[Data under study — start]
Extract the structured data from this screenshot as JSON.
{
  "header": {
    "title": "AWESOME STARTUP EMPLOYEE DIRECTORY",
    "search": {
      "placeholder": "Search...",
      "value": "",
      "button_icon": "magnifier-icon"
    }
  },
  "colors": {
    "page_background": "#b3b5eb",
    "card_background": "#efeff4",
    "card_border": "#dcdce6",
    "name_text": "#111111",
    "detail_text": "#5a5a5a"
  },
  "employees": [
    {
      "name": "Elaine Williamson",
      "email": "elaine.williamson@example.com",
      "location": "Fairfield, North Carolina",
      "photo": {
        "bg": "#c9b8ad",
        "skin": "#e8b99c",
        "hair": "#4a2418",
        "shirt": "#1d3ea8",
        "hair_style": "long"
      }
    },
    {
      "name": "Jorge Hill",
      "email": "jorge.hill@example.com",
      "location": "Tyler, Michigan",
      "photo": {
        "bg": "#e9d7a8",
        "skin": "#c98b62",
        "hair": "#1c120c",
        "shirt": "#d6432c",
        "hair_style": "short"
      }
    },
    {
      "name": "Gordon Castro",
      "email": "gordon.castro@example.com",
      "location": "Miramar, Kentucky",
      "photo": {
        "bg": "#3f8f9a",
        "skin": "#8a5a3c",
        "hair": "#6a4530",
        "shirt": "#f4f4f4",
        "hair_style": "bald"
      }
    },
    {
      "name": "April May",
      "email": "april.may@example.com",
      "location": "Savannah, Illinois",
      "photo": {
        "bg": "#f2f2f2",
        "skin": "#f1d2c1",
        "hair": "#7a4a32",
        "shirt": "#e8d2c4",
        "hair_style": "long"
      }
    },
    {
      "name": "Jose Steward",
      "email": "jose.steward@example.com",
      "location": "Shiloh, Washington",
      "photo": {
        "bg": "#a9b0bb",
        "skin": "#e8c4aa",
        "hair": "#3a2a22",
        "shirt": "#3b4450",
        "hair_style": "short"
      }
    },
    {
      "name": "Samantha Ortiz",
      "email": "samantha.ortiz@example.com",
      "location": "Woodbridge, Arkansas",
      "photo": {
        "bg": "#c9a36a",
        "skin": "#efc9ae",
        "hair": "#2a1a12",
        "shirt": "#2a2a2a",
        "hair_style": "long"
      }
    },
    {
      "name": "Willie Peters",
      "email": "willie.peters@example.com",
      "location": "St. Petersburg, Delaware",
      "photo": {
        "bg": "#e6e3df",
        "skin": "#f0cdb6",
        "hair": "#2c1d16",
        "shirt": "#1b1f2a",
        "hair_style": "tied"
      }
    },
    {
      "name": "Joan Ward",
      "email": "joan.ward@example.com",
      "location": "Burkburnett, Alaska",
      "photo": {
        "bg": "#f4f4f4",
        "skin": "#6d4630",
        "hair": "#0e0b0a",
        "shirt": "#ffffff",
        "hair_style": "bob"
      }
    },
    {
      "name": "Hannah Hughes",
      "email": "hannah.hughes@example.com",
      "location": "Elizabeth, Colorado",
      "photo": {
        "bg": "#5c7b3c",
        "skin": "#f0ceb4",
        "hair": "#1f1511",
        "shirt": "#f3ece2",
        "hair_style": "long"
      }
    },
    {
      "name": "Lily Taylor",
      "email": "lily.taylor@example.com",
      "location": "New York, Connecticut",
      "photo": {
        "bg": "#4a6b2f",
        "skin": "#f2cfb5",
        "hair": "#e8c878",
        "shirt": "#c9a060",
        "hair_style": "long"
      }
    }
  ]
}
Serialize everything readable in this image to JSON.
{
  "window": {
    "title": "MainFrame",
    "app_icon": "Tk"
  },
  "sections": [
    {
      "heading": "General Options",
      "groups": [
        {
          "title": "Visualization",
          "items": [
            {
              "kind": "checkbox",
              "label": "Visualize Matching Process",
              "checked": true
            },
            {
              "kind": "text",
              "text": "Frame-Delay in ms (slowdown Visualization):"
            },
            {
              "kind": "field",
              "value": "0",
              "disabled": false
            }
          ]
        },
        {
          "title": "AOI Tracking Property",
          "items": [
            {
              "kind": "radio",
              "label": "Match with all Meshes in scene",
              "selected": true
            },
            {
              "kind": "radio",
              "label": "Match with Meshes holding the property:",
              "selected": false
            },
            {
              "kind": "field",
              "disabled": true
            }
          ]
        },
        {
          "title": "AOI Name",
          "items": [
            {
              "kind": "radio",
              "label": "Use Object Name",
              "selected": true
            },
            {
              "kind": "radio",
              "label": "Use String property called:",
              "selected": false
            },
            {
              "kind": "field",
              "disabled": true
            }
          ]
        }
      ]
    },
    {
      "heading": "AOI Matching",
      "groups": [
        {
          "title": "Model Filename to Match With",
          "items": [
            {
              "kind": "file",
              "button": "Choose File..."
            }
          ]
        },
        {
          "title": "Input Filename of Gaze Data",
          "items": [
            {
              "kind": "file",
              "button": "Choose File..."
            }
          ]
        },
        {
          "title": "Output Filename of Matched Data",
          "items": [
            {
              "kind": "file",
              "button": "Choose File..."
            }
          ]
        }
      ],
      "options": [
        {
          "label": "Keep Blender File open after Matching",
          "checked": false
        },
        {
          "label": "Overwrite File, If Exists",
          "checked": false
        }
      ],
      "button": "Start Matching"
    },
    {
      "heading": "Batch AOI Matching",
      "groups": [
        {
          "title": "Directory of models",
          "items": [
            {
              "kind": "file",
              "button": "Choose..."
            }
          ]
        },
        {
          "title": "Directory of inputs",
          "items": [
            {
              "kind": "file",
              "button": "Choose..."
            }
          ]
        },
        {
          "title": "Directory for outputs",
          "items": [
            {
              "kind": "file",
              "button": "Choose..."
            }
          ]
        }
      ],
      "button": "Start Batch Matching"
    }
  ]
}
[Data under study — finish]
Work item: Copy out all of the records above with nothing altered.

Task output:
Extract the structured data from this screenshot as JSON.
{
  "header": {
    "title": "AWESOME STARTUP EMPLOYEE DIRECTORY",
    "search": {
      "placeholder": "Search...",
      "value": "",
      "button_icon": "magnifier-icon"
    }
  },
  "colors": {
    "page_background": "#b3b5eb",
    "card_background": "#efeff4",
    "card_border": "#dcdce6",
    "name_text": "#111111",
    "detail_text": "#5a5a5a"
  },
  "employees": [
    {
      "name": "Elaine Williamson",
      "email": "elaine.williamson@example.com",
      "location": "Fairfield, North Carolina",
      "photo": {
        "bg": "#c9b8ad",
        "skin": "#e8b99c",
        "hair": "#4a2418",
        "shirt": "#1d3ea8",
        "hair_style": "long"
      }
    },
    {
      "name": "Jorge Hill",
      "email": "jorge.hill@example.com",
      "location": "Tyler, Michigan",
      "photo": {
        "bg": "#e9d7a8",
        "skin": "#c98b62",
        "hair": "#1c120c",
        "shirt": "#d6432c",
        "hair_style": "short"
      }
    },
    {
      "name": "Gordon Castro",
      "email": "gordon.castro@example.com",
      "location": "Miramar, Kentucky",
      "photo": {
        "bg": "#3f8f9a",
        "skin": "#8a5a3c",
        "hair": "#6a4530",
        "shirt": "#f4f4f4",
        "hair_style": "bald"
      }
    },
    {
      "name": "April May",
      "email": "april.may@example.com",
      "location": "Savannah, Illinois",
      "photo": {
        "bg": "#f2f2f2",
        "skin": "#f1d2c1",
        "hair": "#7a4a32",
        "shirt": "#e8d2c4",
        "hair_style": "long"
      }
    },
    {
      "name": "Jose Steward",
      "email": "jose.steward@example.com",
      "location": "Shiloh, Washington",
      "photo": {
        "bg": "#a9b0bb",
        "skin": "#e8c4aa",
        "hair": "#3a2a22",
        "shirt": "#3b4450",
        "hair_style": "short"
      }
    },
    {
      "name": "Samantha Ortiz",
      "email": "samantha.ortiz@example.com",
      "location": "Woodbridge, Arkansas",
      "photo": {
        "bg": "#c9a36a",
        "skin": "#efc9ae",
        "hair": "#2a1a12",
        "shirt": "#2a2a2a",
        "hair_style": "long"
      }
    },
    {
      "name": "Willie Peters",
      "email": "willie.peters@example.com",
      "location": "St. Petersburg, Delaware",
      "photo": {
        "bg": "#e6e3df",
        "skin": "#f0cdb6",
        "hair": "#2c1d16",
        "shirt": "#1b1f2a",
        "hair_style": "tied"
      }
    },
    {
      "name": "Joan Ward",
      "email": "joan.ward@example.com",
      "location": "Burkburnett, Alaska",
      "photo": {
        "bg": "#f4f4f4",
        "skin": "#6d4630",
        "hair": "#0e0b0a",
        "shirt": "#ffffff",
        "hair_style": "bob"
      }
    },
    {
      "name": "Hannah Hughes",
      "email": "hannah.hughes@example.com",
      "location": "Elizabeth, Colorado",
      "photo": {
        "bg": "#5c7b3c",
        "skin": "#f0ceb4",
        "hair": "#1f1511",
        "shirt": "#f3ece2",
        "hair_style": "long"
      }
    },
    {
      "name": "Lily Taylor",
      "email": "lily.taylor@example.com",
      "location": "New York, Connecticut",
      "photo": {
        "bg": "#4a6b2f",
        "skin": "#f2cfb5",
        "hair": "#e8c878",
        "shirt": "#c9a060",
        "hair_style": "long"
      }
    }
  ]
}
Serialize everything readable in this image to JSON.
{
  "window": {
    "title": "MainFrame",
    "app_icon": "Tk"
  },
  "sections": [
    {
      "heading": "General Options",
      "groups": [
        {
          "title": "Visualization",
          "items": [
            {
              "kind": "checkbox",
              "label": "Visualize Matching Process",
              "checked": true
            },
            {
              "kind": "text",
              "text": "Frame-Delay in ms (slowdown Visualization):"
            },
            {
              "kind": "field",
              "value": "0",
              "disabled": false
            }
          ]
        },
        {
          "title": "AOI Tracking Property",
          "items": [
            {
              "kind": "radio",
              "label": "Match with all Meshes in scene",
              "selected": true
            },
            {
              "kind": "radio",
              "label": "Match with Meshes holding the property:",
              "selected": false
            },
            {
              "kind": "field",
              "disabled": true
            }
          ]
        },
        {
          "title": "AOI Name",
          "items": [
            {
              "kind": "radio",
              "label": "Use Object Name",
              "selected": true
            },
            {
              "kind": "radio",
              "label": "Use String property called:",
              "selected": false
            },
            {
              "kind": "field",
              "disabled": true
            }
          ]
        }
      ]
    },
    {
      "heading": "AOI Matching",
      "groups": [
        {
          "title": "Model Filename to Match With",
          "items": [
            {
              "kind": "file",
              "button": "Choose File..."
            }
          ]
        },
        {
          "title": "Input Filename of Gaze Data",
          "items": [
            {
              "kind": "file",
              "button": "Choose File..."
            }
          ]
        },
        {
          "title": "Output Filename of Matched Data",
          "items": [
            {
              "kind": "file",
              "button": "Choose File..."
            }
          ]
        }
      ],
      "options": [
        {
          "label": "Keep Blender File open after Matching",
          "checked": false
        },
        {
          "label": "Overwrite File, If Exists",
          "checked": false
        }
      ],
      "button": "Start Matching"
    },
    {
      "heading": "Batch AOI Matching",
      "groups": [
        {
          "title": "Directory of models",
          "items": [
            {
              "kind": "file",
              "button": "Choose..."
            }
          ]
        },
        {
          "title": "Directory of inputs",
          "items": [
            {
              "kind": "file",
              "button": "Choose..."
            }
          ]
        },
        {
          "title": "Directory for outputs",
          "items": [
            {
              "kind": "file",
              "button": "Choose..."
            }
          ]
        }
      ],
      "button": "Start Batch Matching"
    }
  ]
}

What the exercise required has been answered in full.